But, he insists, Pakistan is neither a failing, nor a failed state. Ironically one of his most emphatic judgments (and he makes many) is that the Pakistan Army would be able to hold its own against all the challenges because of its discipline and unity and the only thing that could change this is a US invasion which the officer-class failed to oppose. This would put the Pakistani soldiers in a dilemma of obeying their commanders or responding emotionally as Muslims opposed to US activities in the region.
This is the perspective with which we must see the Pakistani reaction to the Osama killing. The establishment may not be complicit in his presence in the country, but it cannot afford to be seen as having done nothing while the US entered the country and carried out the operation. Nationalism, of the Pakistan Army variety, is therefore a means through which the GHQ seeks to keep the radicalisation of the forces at bay.
While Lieven has provided a sympathetic portrait of Pakistan, his prescriptions are somewhat one-sided. He calls for India and the US to accommodate Islamabad’s concerns over Afghanistan, and for Sino-US cooperation to assist Pakistan whose real challenge is not so much Washington and New Delhi, but the ecological challenge — primarily the water stress — that the country faces.
Lieven’s arguments on the need to cherish and respect Pakistan are all right, but his solutions seem to demand more from others than from Islamabad.
The only way in which Pakistan’s security and its well-being can be assured in the longer run is the integration of the country into larger regional framework. But as long as Pakistan insists on seeing itself as the fortress of Islam and its relations with the US, Afghanistan and India in zero-sum terms, it cannot get on to a workable track.

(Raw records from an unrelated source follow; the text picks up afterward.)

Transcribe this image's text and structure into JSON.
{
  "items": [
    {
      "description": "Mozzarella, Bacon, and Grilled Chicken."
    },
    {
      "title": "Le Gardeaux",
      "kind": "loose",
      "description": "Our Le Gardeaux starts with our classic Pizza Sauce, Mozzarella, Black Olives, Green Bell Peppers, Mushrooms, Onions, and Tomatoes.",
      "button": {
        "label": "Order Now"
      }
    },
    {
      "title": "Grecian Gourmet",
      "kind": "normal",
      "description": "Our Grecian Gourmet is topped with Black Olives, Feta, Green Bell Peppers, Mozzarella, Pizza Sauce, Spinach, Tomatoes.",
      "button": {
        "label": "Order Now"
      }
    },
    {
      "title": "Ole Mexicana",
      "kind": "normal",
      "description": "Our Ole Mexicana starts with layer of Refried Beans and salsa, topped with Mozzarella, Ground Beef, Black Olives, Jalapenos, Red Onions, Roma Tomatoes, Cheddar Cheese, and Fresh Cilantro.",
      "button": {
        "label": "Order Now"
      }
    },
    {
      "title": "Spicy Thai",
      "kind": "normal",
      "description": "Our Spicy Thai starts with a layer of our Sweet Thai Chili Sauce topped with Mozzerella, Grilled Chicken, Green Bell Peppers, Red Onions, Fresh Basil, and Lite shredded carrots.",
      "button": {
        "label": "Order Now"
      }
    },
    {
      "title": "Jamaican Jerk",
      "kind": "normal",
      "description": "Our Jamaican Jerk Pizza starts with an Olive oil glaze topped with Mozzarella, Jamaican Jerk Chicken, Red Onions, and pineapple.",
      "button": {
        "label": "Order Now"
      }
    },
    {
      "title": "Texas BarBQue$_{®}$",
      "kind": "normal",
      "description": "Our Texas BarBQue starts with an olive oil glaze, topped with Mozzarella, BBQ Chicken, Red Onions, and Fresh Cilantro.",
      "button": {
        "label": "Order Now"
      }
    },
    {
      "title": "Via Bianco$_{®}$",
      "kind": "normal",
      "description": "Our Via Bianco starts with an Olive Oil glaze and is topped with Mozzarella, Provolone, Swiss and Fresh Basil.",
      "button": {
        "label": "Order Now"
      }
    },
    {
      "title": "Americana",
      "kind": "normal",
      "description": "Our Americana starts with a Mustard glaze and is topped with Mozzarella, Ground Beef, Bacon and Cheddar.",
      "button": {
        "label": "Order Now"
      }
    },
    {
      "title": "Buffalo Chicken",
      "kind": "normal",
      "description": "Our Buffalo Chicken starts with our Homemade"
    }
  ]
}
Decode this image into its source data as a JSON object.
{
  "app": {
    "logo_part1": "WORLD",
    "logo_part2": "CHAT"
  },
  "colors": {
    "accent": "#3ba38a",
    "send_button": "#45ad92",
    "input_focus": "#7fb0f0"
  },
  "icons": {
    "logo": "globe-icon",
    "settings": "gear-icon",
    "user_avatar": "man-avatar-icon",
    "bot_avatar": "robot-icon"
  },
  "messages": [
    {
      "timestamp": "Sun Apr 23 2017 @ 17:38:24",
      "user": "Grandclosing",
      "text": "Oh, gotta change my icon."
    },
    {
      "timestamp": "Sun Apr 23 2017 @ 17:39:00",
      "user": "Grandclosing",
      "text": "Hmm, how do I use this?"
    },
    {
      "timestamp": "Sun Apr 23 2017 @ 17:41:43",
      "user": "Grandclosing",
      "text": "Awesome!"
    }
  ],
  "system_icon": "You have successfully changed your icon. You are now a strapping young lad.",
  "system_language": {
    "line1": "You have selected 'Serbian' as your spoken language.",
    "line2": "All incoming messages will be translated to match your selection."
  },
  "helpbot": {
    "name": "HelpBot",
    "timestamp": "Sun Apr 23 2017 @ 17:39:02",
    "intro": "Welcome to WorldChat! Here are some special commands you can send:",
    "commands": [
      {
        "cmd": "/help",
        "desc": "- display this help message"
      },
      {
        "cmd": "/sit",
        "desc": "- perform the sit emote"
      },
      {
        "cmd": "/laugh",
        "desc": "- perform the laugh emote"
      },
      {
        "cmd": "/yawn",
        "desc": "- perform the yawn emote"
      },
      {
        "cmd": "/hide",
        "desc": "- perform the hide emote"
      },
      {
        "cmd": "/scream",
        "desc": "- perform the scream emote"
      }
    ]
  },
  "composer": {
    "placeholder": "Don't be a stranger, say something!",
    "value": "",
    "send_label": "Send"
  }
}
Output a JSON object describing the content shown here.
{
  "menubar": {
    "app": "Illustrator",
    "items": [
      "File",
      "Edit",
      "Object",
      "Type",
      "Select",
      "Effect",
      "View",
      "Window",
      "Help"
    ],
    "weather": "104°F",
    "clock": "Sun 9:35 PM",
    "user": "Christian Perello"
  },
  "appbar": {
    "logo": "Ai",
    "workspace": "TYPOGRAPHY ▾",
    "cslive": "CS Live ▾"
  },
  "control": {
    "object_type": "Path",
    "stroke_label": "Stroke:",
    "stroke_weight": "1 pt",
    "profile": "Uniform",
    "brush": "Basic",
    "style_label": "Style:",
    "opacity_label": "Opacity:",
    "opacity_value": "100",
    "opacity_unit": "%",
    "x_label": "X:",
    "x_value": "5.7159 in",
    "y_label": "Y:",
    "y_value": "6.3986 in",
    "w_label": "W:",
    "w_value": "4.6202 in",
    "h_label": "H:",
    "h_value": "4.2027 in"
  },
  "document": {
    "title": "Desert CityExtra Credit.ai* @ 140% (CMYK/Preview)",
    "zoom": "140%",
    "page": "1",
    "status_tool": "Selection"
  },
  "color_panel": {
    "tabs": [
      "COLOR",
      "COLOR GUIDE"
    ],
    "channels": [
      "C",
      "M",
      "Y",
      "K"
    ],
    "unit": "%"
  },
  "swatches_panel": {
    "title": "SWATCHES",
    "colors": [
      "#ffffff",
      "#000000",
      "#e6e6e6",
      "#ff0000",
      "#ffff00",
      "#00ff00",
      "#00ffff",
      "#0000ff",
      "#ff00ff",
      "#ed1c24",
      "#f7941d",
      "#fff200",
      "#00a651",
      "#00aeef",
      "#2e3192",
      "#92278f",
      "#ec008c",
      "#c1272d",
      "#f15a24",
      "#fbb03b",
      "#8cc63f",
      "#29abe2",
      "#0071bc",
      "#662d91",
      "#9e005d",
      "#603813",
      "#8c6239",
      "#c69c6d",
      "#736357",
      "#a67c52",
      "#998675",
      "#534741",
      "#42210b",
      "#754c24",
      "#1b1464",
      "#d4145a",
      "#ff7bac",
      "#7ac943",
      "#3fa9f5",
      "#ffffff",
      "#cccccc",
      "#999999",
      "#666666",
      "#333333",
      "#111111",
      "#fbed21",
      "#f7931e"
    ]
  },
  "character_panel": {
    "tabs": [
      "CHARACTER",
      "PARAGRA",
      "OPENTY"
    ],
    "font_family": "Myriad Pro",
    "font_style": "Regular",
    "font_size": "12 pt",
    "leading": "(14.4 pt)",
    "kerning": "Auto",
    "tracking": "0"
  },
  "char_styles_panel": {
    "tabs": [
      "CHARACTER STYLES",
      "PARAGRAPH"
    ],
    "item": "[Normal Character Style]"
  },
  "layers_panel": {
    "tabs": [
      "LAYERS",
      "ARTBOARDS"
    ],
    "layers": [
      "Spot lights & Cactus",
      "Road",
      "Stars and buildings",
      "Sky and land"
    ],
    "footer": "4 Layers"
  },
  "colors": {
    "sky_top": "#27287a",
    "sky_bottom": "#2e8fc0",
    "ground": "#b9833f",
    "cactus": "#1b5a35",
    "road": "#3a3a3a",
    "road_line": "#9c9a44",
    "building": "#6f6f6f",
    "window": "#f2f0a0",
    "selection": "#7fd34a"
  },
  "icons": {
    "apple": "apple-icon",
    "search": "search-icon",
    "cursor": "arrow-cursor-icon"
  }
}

It is only through better ties with New Delhi that Pakistan can also handle what he himself calls its central problem — water stress. Actually both India and Pakistan have recognised through summit meetings in January 2004 that the best means of muting their conflict is through a regional framework where Islamabad can deal with New Delhi without feeling that it is being dominated by India. The regional framework also provides the best possible way of resolving the Kashmir issue and that of Afghanistan’s border dispute with Pakistan. The emergence of a genuine South Asian Free Trade Area cannot but have benign political consequences. This is also a means by which external forces like the US, which are, as Lieven recognises, an anathema to Pakistanis, can be kept out. But Islamabad resists any effort to open up.
Riedel’s sweeping narrative and analyses sometimes misses the mark, or states the obvious. For example he places the IC814 hijack along with other terrorist actions by the Mullah Omar-Al Qaeda combine. But that’s not true. It was an autonomous action, the fourth or fifth in a series of hostage taking whose aim was to obtain the freedom of Masood Azhar. Equally, his claim that Ilyas Kashmiri was involved in the Delhi kidnaps in September 1994 also seems to be at variance with facts.
The organiser of this was Ahmed Sayeed Omar Sheikh, the British-Pakistani who is serving a life sentence in Pakistan for killing Daniel Pearl. Lastly, Riedel’s prescription on Kashmir — LoC as a permeable international border — is precisely what India and Pakistan have been discussing since 2005.
Riedel is right in saying that the only way to “change Pakistani behaviour is to engage Pakistan.” But the problem is the nature of the engagement. After all, the US has been engaged with Pakistan for a long time, but few will disagree with the fact that its returns have been mixed.
He is right in his short-term red lines that Pakistan must follow — avoid giving sanctuary to the Afghan Taliban and promoting the Lashkar-e-Tayyeba. But he, like Lieven, ignores the less glamourous, albeit slower, process of trying to fashion a larger South Asian area, by building economic and people-to-people relationships which will alter mindsets, without necessarily touching borders.
The issue is quite simple — will India and Pakistan need to resolve their well-known problems before they can become friends, or will a process of growing engagement create the conditions in which the two can become friends, allay suspicions and resolve their outstanding problems.
I for one would place my bets on the latter course.
Mail Today May 8, 2011